CAS is a program offered to students who identify as black or African American. When students apply to Cal Poly and check the box indicating they identify as black, they are automatically offered resources and support under this program, Ross said. Some of those resources include academic advising, a study room, computers with programs and a space to hang out between classes and socialize.
The program is a resource dedicated to retaining and graduating as many black students as possible and can refer students to other resources depending on what they are looking for, Ross said.
According to an article written by the Hechinger Report, “about 33 percent of African American adults had at least a two-year college degree in 2015, up from about 28 percent in 2007. For Latinos, that figure grew to about 23 percent from 19 percent, while whites grew to 47 percent from 41 percent.”
Graphic by Gurpreet Bhoot
CAS aims to increase the retention of black students on campus and increase the number of black students who obtain bachelor’s degrees. Clubs like Black Student Union (BSU) and National Society for Black Engineers (NBSE) share a similar goal.
Building a community
BSU is one of the major clubs that acts as an on-campus community for black students. The club meets weekly and students are able to come to a space where they can learn about black culture and what it means to be black, co-adviser of BSU Ross said. Ross said BSU has helped students by offering a sense of inclusion and support.
Video by Julia Morris
“I think BSU has grown so much, it makes me emotional to think about it, like it’s so strong now and our presence is really large now,” ethnic studies senior and BSU President Saisa Willis said.
Ross said these resources are helpful because it offers a sense of cultural acceptance and helps students feel more included at Cal Poly.
The path to recharter BSU
Approximately eight years ago, BSU lacked leadership and wasn’t a significant resource for students at the time, according to Ross. The chapter was reinitiated in 2014 by the director of Student Support Services, Jeffery Alexander.

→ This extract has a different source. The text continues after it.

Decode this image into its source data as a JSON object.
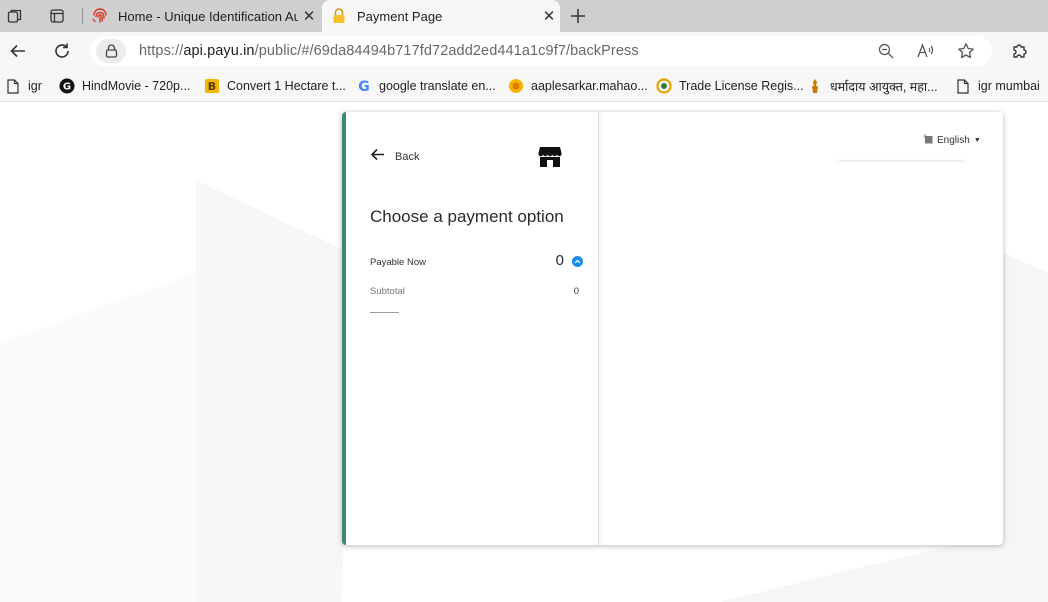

Graphic by Chloe Carlson
Alexander thinks that BSU went unchartered at Cal Poly for so long because leadership roles were held by upperclassmen who went on to graduate, so no leader was left behind to continue the club.
“I don’t think there was enough support to encourage students to charter it,” he said.
Alexander also remembers the lack of community and support among black students when he came to Cal Poly.
“I came to Cal Poly in 2013 and when I got here the atmosphere of black students was completely different from the atmosphere that exists today … It was a really broken community where everyone was out for really just survival, like just go to class, get through it and survive,” he said.
When Alexander was a student, he made it his goal to recharter BSU, but at the time there weren’t enough students dedicated to restarting the organization. As a staff member, Alexander created a focus group. That was where Willis and a few other students stepped forward to restart BSU.
“Our first quarter being chartered we had some meetings where we had only four students show up … and we just talked, we didn’t even have any topics to discuss because we didn’t really know what to do and now,” Willis said. “A year and a half later, our meetings are too big for our space now. Our first meeting this year I think we had [between] 60 … or 80 people come to our meetings.”
Graphic by Chloe Carlson
Willis and Alexander rechartered the club in 2015 under the name Brothers and Sisters United to get students interested in joining and creating a community. Once that was stabilized, members decided to change the name to Black Student Union.
Bringing students together
Today, the club is in its second year and continues to grow. Each meeting has approximately 50 to 60 members and has even moved to a bigger space, next door to CAS. In the meetings students talk about historical culture, identity and education.
“Going from having like four people and just talking about nothing to being part of something so big like Black History Month and our showcase last year and those kind of things is just like, in a year and a half, what can we do?” Willis said.
Willis said students who are thinking of joining or want to know more about BSU can always contact one of the members, and that everyone is welcome.
“There’s so many different types of people in BSU, so many students from different backgrounds not just black students,” Willis said. “But we have such a diverse population in our club that you don’t have to be black to be there and to feel comfortable.”
There is a person in that room for everyone to connect with and to be friends with … We are all very open and welcoming because we know what it’s like to be shut out; we know what it’s like to feel like you are the only one or you’re alone so the point of our club is to make sure that no one feels alone.”